Local policies can have substantial spillovers both across geographies and markets. Despite the developed literature documenting spillovers from local tax policies, little is known about the impact of public health regulations across borders. The COVID-19 pandemic has demonstrated the need to better understand the effects and mechanisms through which public health policies operate across time and space. We estimate the direct and spillover effects of Stay-at-Home-Orders (SHO) on mobility measures of social distancing measures and interaction to contain the spread of COVID-19 at the U.S. county level. Adopting counties should experience a decline in mobility due to the direct effect, while neighbors may experience a spillover, the sign of which is ambiguous from a theoretical perspective. We propose a modified difference-in-difference contiguous-county triplets regression design, comparing both a county that adopted the SHO and its neighbor that did not to a neighbor's neighbor ("hinterland") county. We find that mobility in neighboring counties declined by a third to a half as much as in the directly treated county. These spillovers are concentrated in triplets sharing the same media sources of news and information. Using directional mobility data, we decompose the neighboring counties' decline in mobility into a reduction in external visits from the treated county and a comparably larger voluntary reduction in the neighboring county's own traffic. Together, our results provide strong evidence that SHOs operate through information-sharing and illustrate the quantitative importance of voluntary social distancing. The finding that the estimated spillovers are in the same direction as the direct effects casts doubt on the prevailing narrative that a more nationally coordinated policy response would have accomplished a greater reduction in mobility and contacts.

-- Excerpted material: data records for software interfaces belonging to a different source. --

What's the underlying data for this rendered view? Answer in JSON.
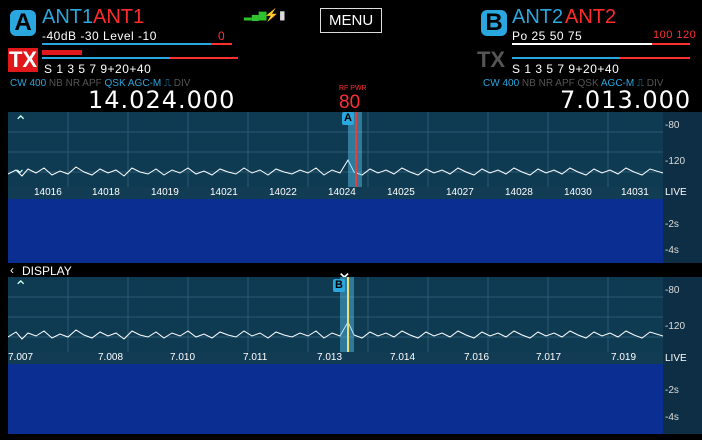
{
  "vfo_a": {
    "letter": "A",
    "ant1": "ANT1",
    "ant2": "ANT1",
    "scale_top": "-40dB -30  Level  -10",
    "scale_top_red": "0",
    "tx": "TX",
    "s_scale": "S  1   3  5  7  9+20+40",
    "mode": "CW",
    "bw": "400",
    "flags": [
      "NB",
      "NR",
      "APF"
    ],
    "flags_on": [
      "QSK",
      "AGC-M"
    ],
    "div": "DIV",
    "frequency": "14.024.000"
  },
  "vfo_b": {
    "letter": "B",
    "ant1": "ANT2",
    "ant2": "ANT2",
    "scale_top": "Po  25   50   75",
    "scale_top_red": "100 120",
    "tx": "TX",
    "s_scale": "S  1   3  5  7   9+20+40",
    "mode": "CW",
    "bw": "400",
    "flags": [
      "NB",
      "NR",
      "APF",
      "QSK"
    ],
    "flags_on": [
      "AGC-M"
    ],
    "div": "DIV",
    "frequency": "7.013.000"
  },
  "menu_label": "MENU",
  "rf_power": {
    "label": "RF PWR",
    "value": "80"
  },
  "panadapter_a": {
    "marker": "A",
    "ticks": [
      "14016",
      "14018",
      "14019",
      "14021",
      "14022",
      "14024",
      "14025",
      "14027",
      "14028",
      "14030",
      "14031"
    ],
    "right_scale": [
      "-80",
      "-120"
    ],
    "live": "LIVE",
    "wf_scale": [
      "-2s",
      "-4s"
    ]
  },
  "display_label": "DISPLAY",
  "panadapter_b": {
    "marker": "B",
    "ticks": [
      "7.007",
      "7.008",
      "7.010",
      "7.011",
      "7.013",
      "7.014",
      "7.016",
      "7.017",
      "7.019"
    ],
    "right_scale": [
      "-80",
      "-120"
    ],
    "live": "LIVE",
    "wf_scale": [
      "-2s",
      "-4s"
    ]
  },
  "colors": {
    "accent": "#2aa7de",
    "red": "#ff2a2a",
    "waterfall": "#0b2e93",
    "panel": "#0e3a52"
  }
}
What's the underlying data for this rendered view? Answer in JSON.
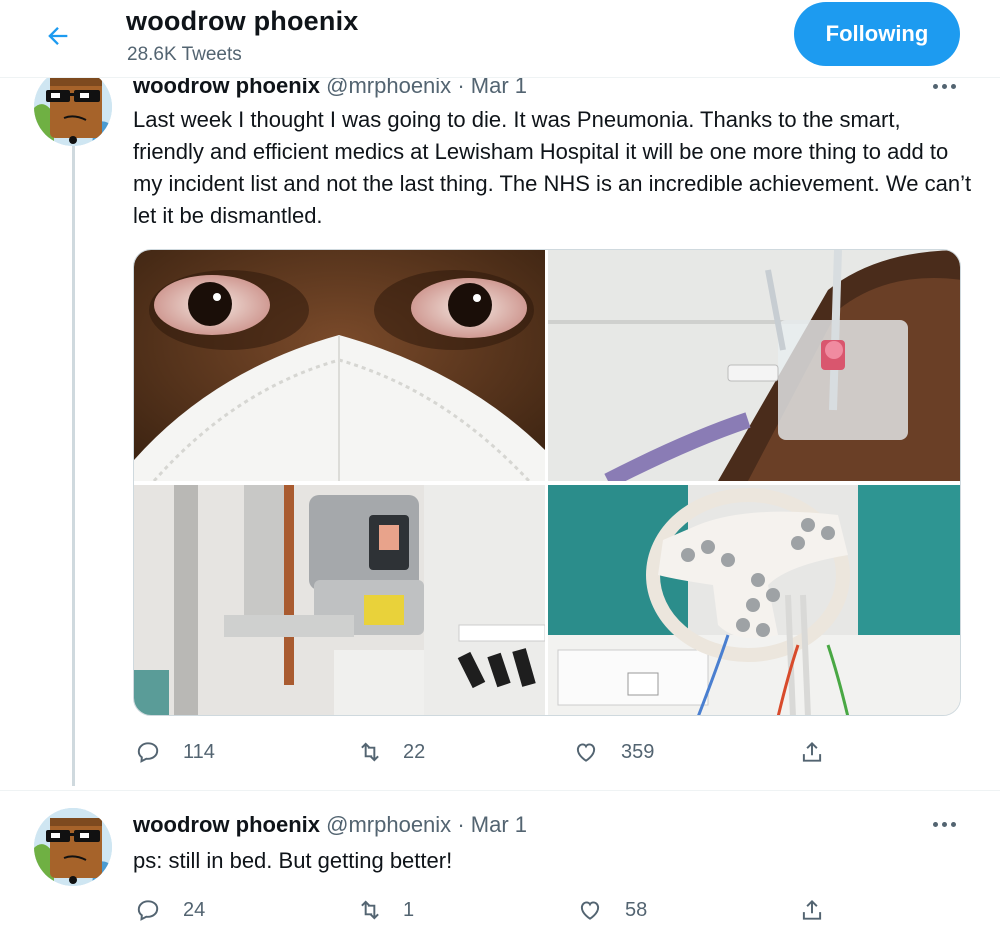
{
  "header": {
    "title": "woodrow phoenix",
    "tweet_count": "28.6K Tweets",
    "follow_label": "Following"
  },
  "colors": {
    "accent": "#1d9bf0",
    "text_primary": "#0f1419",
    "text_secondary": "#536471",
    "thread_line": "#cfd9de"
  },
  "tweets": [
    {
      "name": "woodrow phoenix",
      "handle": "@mrphoenix",
      "separator": "·",
      "date": "Mar 1",
      "text": "Last week I thought I was going to die. It was Pneumonia. Thanks to the smart, friendly and efficient medics at Lewisham Hospital it will be one more thing to add to my incident list and not the last thing. The NHS is an incredible achievement. We can’t let it be dismantled.",
      "replies": "114",
      "retweets": "22",
      "likes": "359"
    },
    {
      "name": "woodrow phoenix",
      "handle": "@mrphoenix",
      "separator": "·",
      "date": "Mar 1",
      "text": "ps: still in bed. But getting better!",
      "replies": "24",
      "retweets": "1",
      "likes": "58"
    }
  ],
  "icons": {
    "back": "arrow-left-icon",
    "more": "more-horizontal-icon",
    "reply": "speech-bubble-icon",
    "retweet": "retweet-arrows-icon",
    "like": "heart-icon",
    "share": "share-upload-icon"
  }
}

I develop a quantitative model of the mortgage market operating in an economy with financial frictions and nominal rigidities. I use this model to study the effectiveness of large-scale asset purchases (LSAPs) by a central bank as a tool of monetary policy. When negative shocks hit, homeowner and financial sector balance sheets are impaired, borrowing constraints bind, asset prices and aggregate demand drop, hampering the transmission of conventional monetary policy. LSAPs boost aggregate demand in a crisis by directing additional lending to homeowners, raising house prices, and establishing expectations of future financial stability. However, subsequent policy normalization requires the financial sector to absorb heightened levels of borrower debt, depressing output and consumption in recovery. In the long run, a commitment to ongoing use of LSAPs in crises reduces credit and business cycle volatility and redistributes resources from borrowers and intermediaries to savers.
Works in Progress
Mortgage Structure and the Link Between Monetary Policy and Financial Stability
Co-authors: Lu Liu
Deposit Concentration and Financial Stability
Reconstruction Land Ownership
Global Solutions to Macro-finance Models Using Transition Function Iteration
Co-author: Tim Landvoigt